A well-traveled writer contemplates the long, menacing shadow his mother has cast over his life.

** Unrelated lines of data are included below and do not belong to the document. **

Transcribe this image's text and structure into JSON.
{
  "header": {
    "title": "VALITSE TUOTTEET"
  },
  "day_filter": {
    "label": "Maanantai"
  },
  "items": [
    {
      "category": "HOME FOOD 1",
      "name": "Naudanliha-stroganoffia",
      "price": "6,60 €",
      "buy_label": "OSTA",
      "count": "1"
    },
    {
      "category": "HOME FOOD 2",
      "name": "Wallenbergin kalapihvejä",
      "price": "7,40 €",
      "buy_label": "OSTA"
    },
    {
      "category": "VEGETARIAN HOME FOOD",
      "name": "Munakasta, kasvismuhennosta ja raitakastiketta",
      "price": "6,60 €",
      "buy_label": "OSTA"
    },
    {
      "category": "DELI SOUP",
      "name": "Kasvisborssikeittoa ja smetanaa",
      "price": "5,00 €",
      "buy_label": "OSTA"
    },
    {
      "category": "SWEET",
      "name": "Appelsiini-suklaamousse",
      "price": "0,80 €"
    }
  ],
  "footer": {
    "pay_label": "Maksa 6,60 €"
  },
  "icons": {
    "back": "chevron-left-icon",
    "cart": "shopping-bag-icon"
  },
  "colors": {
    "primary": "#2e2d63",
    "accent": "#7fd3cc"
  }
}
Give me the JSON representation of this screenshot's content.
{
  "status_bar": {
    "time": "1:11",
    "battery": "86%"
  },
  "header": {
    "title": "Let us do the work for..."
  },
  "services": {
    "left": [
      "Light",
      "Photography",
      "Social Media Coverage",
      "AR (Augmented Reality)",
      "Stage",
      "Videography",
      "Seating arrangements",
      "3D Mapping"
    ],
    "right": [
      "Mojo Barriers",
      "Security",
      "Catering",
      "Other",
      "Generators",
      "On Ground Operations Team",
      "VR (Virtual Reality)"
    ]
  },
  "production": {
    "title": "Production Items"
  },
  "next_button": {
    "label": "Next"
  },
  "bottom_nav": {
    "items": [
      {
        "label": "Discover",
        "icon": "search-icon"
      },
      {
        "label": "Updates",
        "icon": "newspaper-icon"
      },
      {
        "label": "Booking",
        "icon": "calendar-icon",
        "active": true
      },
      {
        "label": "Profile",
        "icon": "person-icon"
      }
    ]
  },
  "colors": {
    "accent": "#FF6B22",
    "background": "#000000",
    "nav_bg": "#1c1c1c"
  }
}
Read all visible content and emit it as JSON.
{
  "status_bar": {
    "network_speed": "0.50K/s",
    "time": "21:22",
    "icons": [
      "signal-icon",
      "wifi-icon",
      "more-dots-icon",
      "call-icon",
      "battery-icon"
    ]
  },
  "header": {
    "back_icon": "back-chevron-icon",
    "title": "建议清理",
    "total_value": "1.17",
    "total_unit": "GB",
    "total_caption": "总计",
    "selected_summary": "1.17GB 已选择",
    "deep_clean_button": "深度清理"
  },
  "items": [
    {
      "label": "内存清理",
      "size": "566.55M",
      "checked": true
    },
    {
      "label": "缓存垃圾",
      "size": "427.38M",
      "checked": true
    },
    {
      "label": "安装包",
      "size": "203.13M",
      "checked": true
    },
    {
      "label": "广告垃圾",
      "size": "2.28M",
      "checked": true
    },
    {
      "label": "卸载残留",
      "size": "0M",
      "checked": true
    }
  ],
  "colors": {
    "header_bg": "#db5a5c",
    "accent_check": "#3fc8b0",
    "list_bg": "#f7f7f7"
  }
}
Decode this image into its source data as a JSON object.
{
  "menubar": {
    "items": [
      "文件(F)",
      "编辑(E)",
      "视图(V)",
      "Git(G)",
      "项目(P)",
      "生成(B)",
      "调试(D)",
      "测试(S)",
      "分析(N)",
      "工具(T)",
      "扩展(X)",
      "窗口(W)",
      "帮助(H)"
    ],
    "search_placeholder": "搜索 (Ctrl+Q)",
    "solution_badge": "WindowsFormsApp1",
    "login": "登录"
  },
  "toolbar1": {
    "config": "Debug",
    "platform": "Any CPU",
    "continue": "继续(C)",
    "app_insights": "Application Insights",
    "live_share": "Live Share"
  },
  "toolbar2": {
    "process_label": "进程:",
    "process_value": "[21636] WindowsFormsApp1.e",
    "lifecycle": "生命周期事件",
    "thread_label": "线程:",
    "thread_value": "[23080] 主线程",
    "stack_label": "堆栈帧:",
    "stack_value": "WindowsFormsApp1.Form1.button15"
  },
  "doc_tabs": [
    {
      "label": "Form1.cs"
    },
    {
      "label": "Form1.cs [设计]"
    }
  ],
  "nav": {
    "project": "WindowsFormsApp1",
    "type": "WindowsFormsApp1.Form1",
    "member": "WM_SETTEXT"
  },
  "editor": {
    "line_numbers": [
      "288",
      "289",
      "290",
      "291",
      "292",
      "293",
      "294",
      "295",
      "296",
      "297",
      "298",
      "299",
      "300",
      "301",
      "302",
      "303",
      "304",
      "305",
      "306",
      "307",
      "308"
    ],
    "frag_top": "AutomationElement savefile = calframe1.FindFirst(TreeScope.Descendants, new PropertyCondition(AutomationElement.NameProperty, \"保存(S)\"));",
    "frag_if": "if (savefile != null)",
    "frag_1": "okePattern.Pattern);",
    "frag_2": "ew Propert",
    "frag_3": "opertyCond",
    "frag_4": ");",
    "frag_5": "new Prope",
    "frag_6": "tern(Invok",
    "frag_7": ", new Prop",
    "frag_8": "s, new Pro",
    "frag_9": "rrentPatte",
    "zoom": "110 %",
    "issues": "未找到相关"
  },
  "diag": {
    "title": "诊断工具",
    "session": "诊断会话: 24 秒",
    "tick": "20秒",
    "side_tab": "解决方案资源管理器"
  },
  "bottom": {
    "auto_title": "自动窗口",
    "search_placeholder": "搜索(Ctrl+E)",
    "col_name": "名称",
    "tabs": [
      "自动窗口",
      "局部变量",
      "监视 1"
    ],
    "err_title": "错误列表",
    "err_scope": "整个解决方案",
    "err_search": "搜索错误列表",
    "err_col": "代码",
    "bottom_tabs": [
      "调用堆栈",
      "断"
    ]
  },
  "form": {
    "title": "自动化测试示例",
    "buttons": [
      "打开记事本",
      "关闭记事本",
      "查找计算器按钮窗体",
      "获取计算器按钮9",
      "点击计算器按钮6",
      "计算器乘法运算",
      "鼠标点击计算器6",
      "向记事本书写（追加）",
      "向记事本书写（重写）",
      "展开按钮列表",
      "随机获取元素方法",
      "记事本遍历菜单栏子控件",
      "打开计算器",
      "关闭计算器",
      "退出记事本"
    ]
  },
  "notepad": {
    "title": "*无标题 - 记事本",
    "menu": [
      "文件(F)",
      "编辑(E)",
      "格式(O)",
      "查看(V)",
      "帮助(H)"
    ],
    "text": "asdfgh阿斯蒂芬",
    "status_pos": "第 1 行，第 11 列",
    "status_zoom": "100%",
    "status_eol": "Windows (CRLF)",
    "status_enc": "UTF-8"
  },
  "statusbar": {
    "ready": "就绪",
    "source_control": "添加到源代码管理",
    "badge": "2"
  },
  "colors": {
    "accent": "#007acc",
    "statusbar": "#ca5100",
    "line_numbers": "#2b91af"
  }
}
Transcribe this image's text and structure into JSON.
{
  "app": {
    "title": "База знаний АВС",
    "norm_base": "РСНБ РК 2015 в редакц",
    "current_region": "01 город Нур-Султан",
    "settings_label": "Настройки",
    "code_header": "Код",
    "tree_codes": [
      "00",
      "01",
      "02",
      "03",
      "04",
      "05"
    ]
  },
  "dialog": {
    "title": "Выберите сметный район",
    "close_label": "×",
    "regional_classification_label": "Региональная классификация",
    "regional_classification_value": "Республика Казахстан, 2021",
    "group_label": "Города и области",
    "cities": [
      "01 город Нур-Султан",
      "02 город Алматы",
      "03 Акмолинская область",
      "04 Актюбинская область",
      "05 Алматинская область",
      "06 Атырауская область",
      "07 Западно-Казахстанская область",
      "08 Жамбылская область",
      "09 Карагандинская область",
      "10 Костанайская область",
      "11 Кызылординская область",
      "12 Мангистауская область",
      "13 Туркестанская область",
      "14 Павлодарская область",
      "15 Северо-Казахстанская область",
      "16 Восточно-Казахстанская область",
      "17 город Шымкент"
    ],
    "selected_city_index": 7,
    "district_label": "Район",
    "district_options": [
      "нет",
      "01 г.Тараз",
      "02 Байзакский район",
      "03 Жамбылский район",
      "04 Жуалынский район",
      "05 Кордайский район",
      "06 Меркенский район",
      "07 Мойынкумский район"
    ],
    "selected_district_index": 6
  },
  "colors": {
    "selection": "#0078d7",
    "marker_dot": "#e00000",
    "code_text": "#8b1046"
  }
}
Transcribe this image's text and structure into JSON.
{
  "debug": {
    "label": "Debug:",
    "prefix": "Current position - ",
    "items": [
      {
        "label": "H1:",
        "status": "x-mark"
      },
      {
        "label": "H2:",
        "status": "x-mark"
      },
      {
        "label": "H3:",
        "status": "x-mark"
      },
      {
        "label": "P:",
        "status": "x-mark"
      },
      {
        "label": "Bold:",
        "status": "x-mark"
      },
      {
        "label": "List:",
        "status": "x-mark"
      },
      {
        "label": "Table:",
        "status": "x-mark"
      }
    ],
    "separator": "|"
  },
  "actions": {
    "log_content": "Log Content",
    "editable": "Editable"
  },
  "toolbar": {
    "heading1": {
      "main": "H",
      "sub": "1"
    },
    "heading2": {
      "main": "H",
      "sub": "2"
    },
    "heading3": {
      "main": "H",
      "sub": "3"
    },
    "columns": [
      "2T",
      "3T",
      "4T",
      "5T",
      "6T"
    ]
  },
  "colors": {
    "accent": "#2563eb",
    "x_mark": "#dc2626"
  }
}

Jay, the narrator of this bile-infused family saga, is a little like Theroux (Deep South, 2015, etc.) himself, a late-middle-aged novelist and travel writer with Massachusetts roots. Jay is one of seven living children whose mother, as the story opens, has just been widowed. Every child has disappointed her in some regard, with the exception of a stillborn daughter: one is too fat, another married badly, another is a poor parent. Jay? He writes novels ("trash,” mom says), is twice divorced, and shamed the family by getting a girl pregnant at 18. And, now living a 10-minute drive away, he’s damned for either not visiting enough or upsetting her when he does arrive; siblings routinely call to chastise him for some misstep or other, and he suspects dear mother deliberately sabotaged a budding relationship. Is mom a monster, or is Jay projecting his own self-loathing upon her? Some of both, though the storytelling is too straightforward to suggest an unreliable narrator, and once Jay sneaks a peek at mom’s finances he has genuine proof he’s low on the pecking order. Theroux’s writing is robust as ever, but this story is overly repetitive, filled with countless metaphorical comparisons of the family to uncivilized brutes (“a savage tribe that practiced endocannibalism, feeding on ourselves,” goes one typical riff). And the dramas that surround mother as she ages past the century mark tend to be well-worn matters of money and property, along with slights real and perceived. That goes a long way toward suggesting that family life can be a death by a thousand cuts, but it makes for a long trek in a hefty novel.
A sodden study of domestic resentment.